# Task details:
Scan the records for the word "training". Copy each line that includes it.

# Study material:
=======

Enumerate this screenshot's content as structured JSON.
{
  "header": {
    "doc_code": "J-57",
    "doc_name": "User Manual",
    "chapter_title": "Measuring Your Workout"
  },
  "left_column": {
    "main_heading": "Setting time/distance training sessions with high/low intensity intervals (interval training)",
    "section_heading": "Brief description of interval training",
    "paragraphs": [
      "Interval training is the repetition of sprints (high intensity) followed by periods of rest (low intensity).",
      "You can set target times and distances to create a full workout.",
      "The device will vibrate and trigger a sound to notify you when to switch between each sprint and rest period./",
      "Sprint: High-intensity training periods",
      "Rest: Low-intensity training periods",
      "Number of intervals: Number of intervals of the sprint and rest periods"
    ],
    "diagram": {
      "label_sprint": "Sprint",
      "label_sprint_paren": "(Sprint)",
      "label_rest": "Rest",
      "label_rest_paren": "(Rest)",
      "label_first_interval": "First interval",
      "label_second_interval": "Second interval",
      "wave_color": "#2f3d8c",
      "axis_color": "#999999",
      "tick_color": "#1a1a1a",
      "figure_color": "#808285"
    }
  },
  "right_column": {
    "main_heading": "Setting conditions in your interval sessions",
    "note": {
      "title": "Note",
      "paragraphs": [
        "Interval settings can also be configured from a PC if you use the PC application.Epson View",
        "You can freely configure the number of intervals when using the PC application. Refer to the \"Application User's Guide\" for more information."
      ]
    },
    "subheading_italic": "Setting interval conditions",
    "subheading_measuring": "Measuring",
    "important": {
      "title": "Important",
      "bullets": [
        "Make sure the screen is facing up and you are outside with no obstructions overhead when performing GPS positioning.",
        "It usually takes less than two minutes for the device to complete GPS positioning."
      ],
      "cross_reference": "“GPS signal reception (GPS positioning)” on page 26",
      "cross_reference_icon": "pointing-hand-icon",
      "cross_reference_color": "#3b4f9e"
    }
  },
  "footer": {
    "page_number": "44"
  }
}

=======

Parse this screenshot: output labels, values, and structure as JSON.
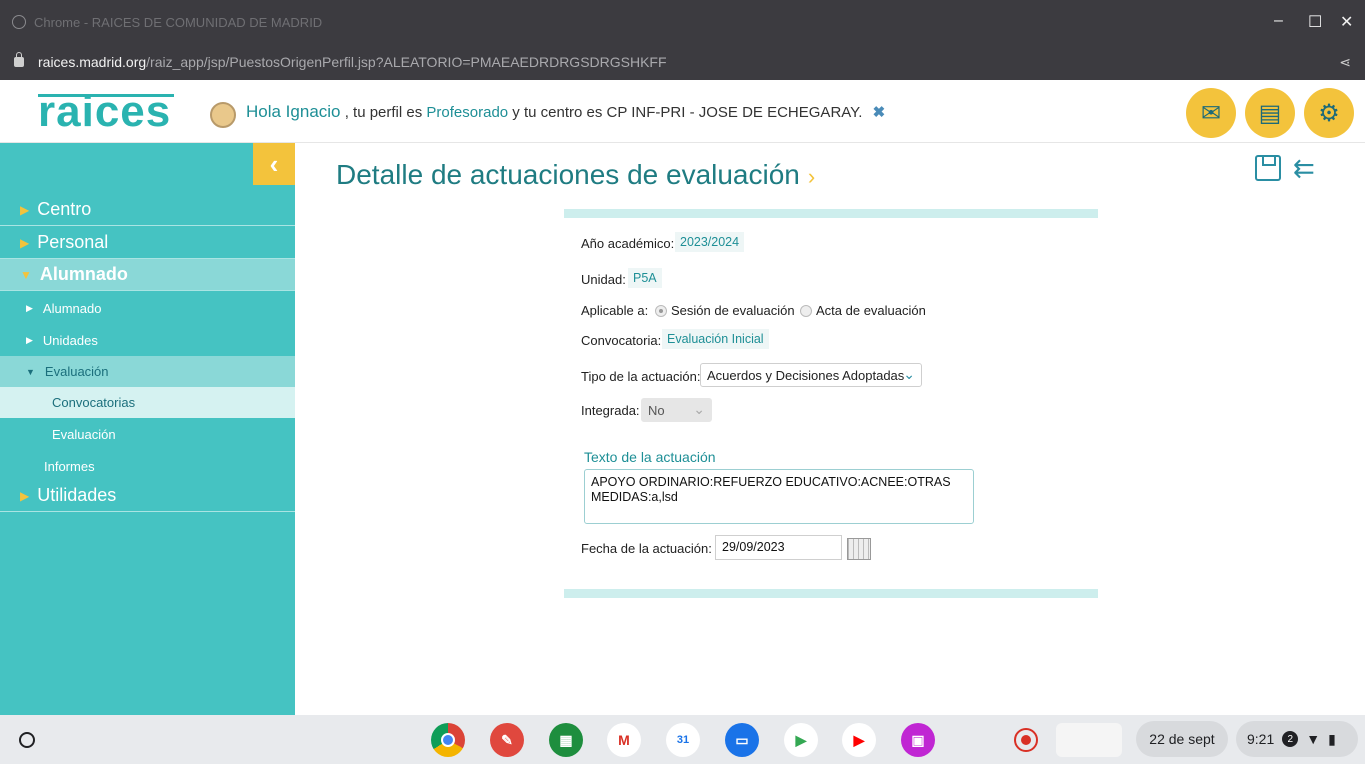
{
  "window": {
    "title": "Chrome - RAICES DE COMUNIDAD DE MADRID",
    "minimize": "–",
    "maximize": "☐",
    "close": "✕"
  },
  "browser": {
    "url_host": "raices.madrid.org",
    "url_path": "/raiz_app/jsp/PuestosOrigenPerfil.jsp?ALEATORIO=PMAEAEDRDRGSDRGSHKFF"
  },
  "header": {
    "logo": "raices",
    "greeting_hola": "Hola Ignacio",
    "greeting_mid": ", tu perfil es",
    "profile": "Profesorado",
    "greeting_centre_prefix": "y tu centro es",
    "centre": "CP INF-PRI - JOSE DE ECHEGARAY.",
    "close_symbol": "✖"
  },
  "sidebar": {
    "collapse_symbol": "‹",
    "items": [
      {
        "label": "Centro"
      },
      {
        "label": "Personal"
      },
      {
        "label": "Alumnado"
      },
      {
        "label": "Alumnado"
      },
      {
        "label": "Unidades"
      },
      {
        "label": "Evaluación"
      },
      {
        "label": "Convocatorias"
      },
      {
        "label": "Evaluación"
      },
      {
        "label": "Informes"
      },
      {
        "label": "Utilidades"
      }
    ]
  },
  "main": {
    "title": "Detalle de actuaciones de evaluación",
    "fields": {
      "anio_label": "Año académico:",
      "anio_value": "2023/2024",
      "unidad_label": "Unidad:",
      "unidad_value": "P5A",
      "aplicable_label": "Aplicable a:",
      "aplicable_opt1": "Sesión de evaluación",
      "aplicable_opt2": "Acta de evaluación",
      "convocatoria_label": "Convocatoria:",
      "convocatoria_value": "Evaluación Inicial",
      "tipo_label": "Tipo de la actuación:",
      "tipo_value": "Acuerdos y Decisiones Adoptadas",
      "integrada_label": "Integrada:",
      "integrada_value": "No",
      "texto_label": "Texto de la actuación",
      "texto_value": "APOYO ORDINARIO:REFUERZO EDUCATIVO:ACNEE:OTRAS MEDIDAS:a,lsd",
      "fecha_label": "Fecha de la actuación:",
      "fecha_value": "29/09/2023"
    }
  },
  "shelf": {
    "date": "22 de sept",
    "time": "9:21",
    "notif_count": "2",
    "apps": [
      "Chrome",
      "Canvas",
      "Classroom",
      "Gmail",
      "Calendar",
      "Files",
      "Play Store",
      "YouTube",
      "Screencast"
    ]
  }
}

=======

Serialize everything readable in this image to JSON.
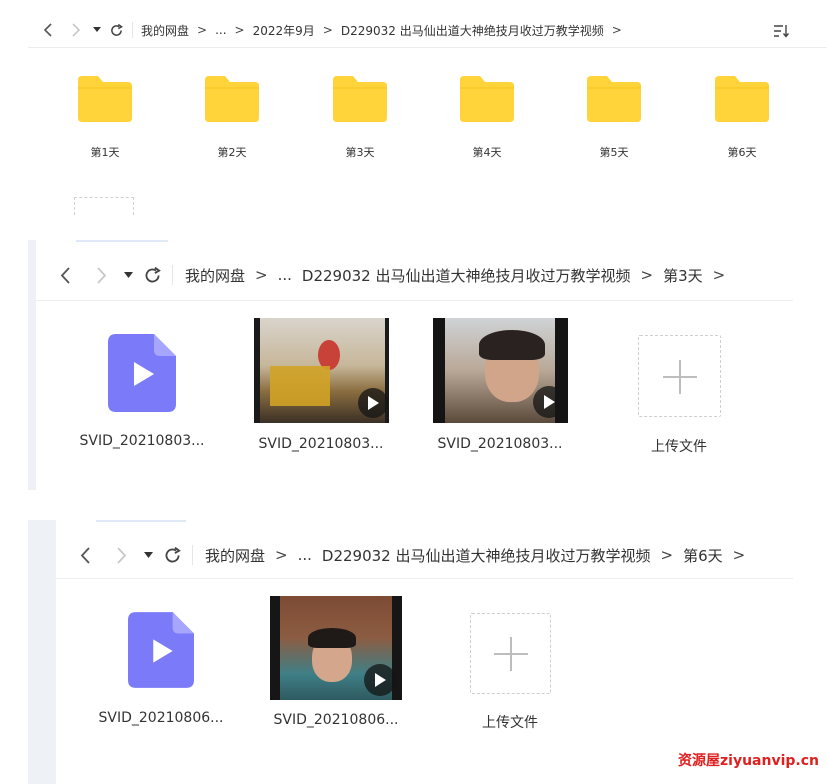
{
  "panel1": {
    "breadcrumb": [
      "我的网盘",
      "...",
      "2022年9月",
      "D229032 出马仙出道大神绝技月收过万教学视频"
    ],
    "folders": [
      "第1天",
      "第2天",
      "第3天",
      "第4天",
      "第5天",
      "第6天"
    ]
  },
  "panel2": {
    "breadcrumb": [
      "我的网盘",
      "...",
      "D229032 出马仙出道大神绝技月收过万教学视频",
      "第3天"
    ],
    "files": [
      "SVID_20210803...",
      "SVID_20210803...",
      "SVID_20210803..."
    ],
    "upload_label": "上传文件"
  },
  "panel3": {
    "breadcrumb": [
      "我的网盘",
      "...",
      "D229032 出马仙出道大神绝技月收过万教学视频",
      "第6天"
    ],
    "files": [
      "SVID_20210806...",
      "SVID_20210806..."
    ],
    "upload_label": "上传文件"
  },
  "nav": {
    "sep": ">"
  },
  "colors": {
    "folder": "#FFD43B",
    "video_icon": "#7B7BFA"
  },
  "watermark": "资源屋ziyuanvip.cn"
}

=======

# Finished task:
    "main_heading": "Setting time/distance training sessions with high/low intensity intervals (interval training)",
    "section_heading": "Brief description of interval training",
      "Interval training is the repetition of sprints (high intensity) followed by periods of rest (low intensity).",
      "Sprint: High-intensity training periods",
      "Rest: Low-intensity training periods",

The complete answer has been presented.